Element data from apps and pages
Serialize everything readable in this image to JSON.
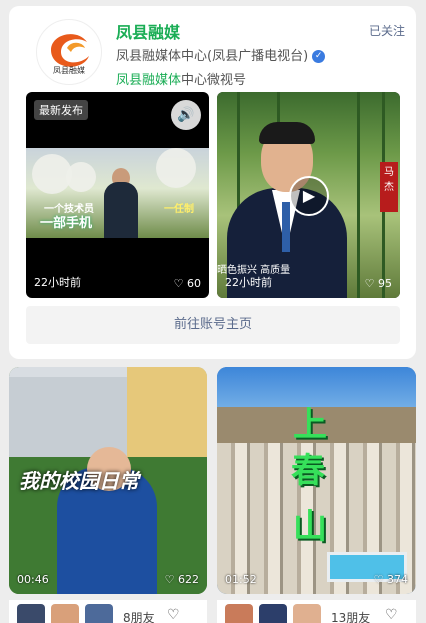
{
  "account": {
    "name": "凤县融媒",
    "follow_status": "已关注",
    "description": "凤县融媒体中心(凤县广播电视台)",
    "subtitle_highlight": "凤县融媒体",
    "subtitle_rest": "中心微视号",
    "logo_text": "凤县融媒"
  },
  "videos": [
    {
      "badge": "最新发布",
      "time": "22小时前",
      "likes": "60",
      "caption_top": "一个技术员",
      "caption_main": "一部手机",
      "caption_right": "一任制"
    },
    {
      "time": "22小时前",
      "likes": "95",
      "ticker": "晒色振兴 高质量",
      "name_tag": "马杰"
    }
  ],
  "goto_label": "前往账号主页",
  "feed": [
    {
      "title": "我的校园日常",
      "time": "00:46",
      "likes": "622",
      "friends": "8朋友"
    },
    {
      "title_chars": [
        "上",
        "春",
        "山"
      ],
      "time": "01:52",
      "likes": "374",
      "friends": "13朋友"
    }
  ],
  "colors": {
    "brand_green": "#1aad55",
    "link_blue": "#5b6b8c",
    "verify_blue": "#3a7be0"
  }
}
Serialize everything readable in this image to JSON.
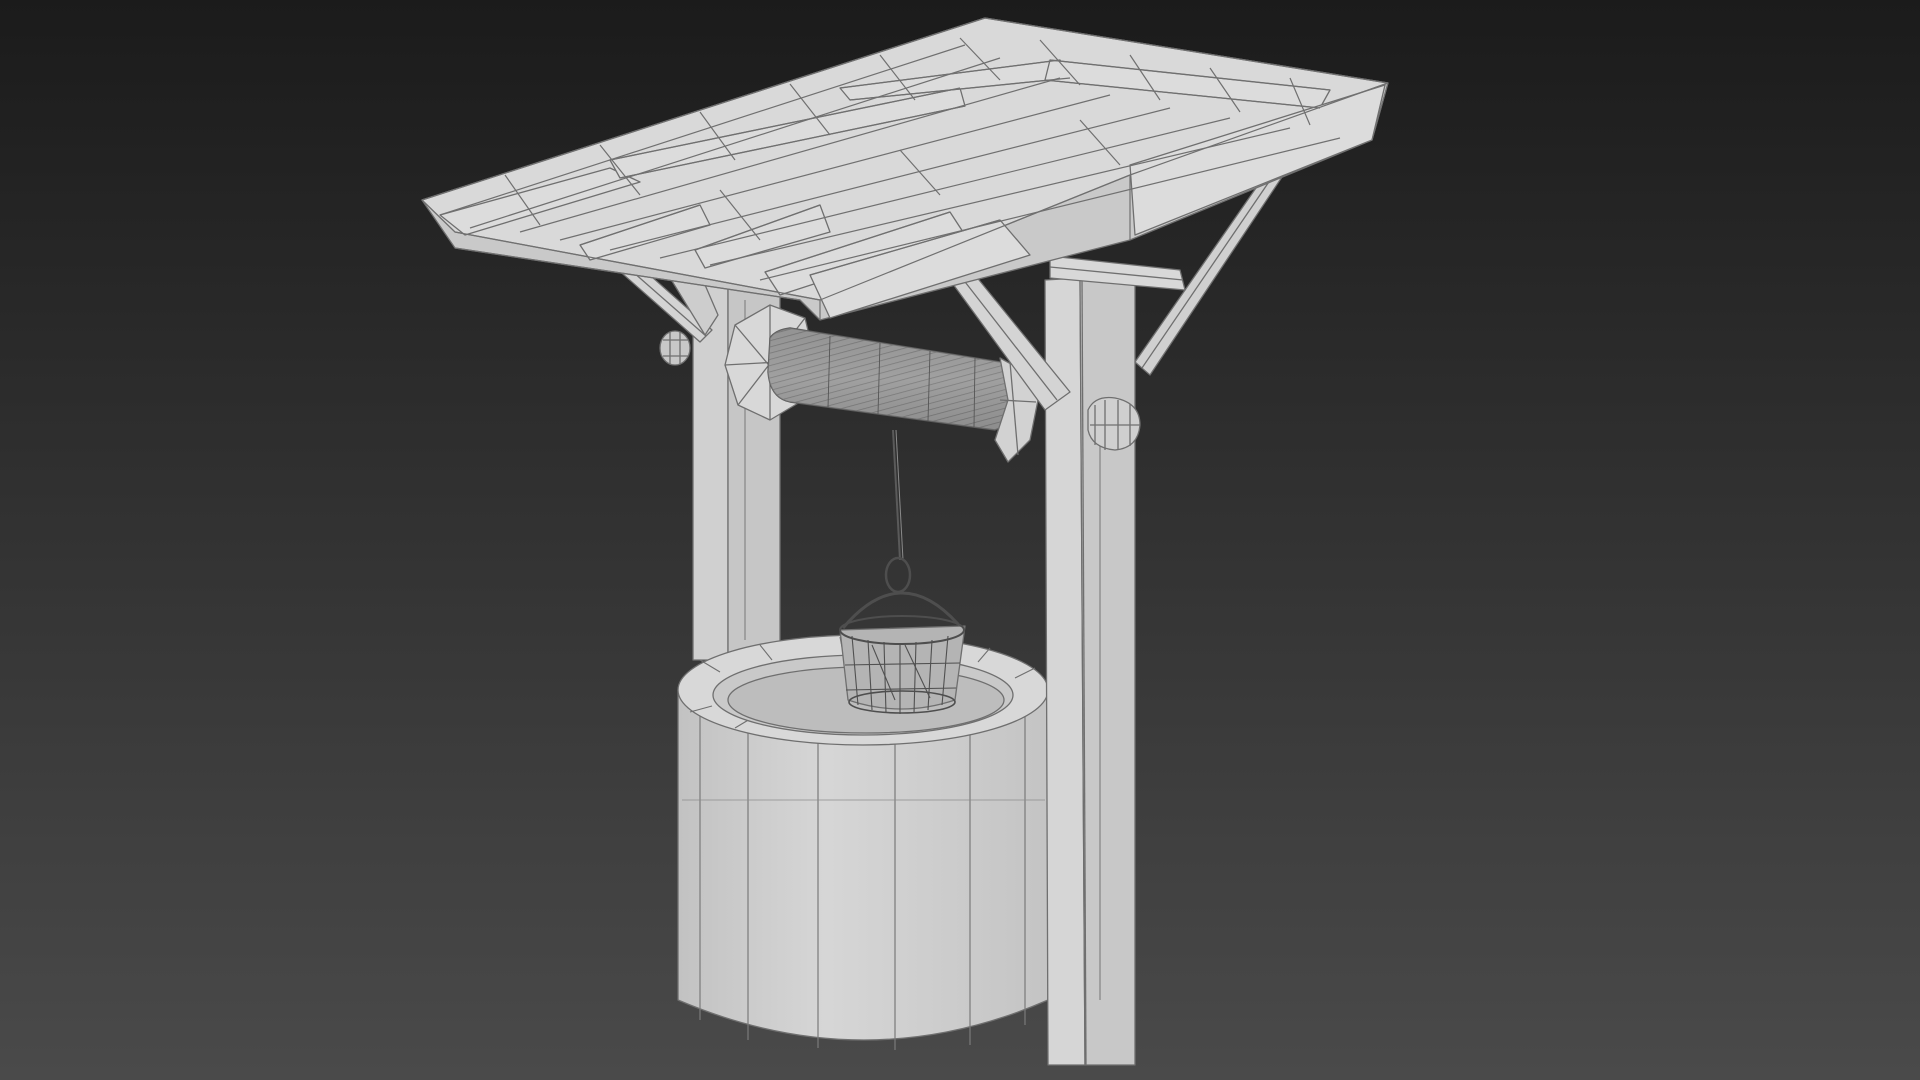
{
  "viewport": {
    "mode": "wireframe-on-shaded",
    "background": {
      "top": "#1b1b1b",
      "bottom": "#4a4a4a"
    },
    "colors": {
      "mesh_fill": "#d2d2d2",
      "mesh_fill_light": "#dcdcdc",
      "mesh_fill_shadow": "#b9b9b9",
      "wire": "#6f6f6f",
      "wire_dense": "#5a5a5a",
      "dark_interior": "#9a9a9a"
    }
  },
  "model": {
    "object": "wishing-well",
    "parts": [
      "roof",
      "roof-braces",
      "posts",
      "crank-axle",
      "axle-pegs",
      "rope",
      "bucket",
      "well-ring"
    ]
  }
}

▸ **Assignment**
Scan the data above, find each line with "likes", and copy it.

▸ **Output of the exercise**
      "likes": "60",
      "likes": "95",
      "likes": "622",
      "likes": "374",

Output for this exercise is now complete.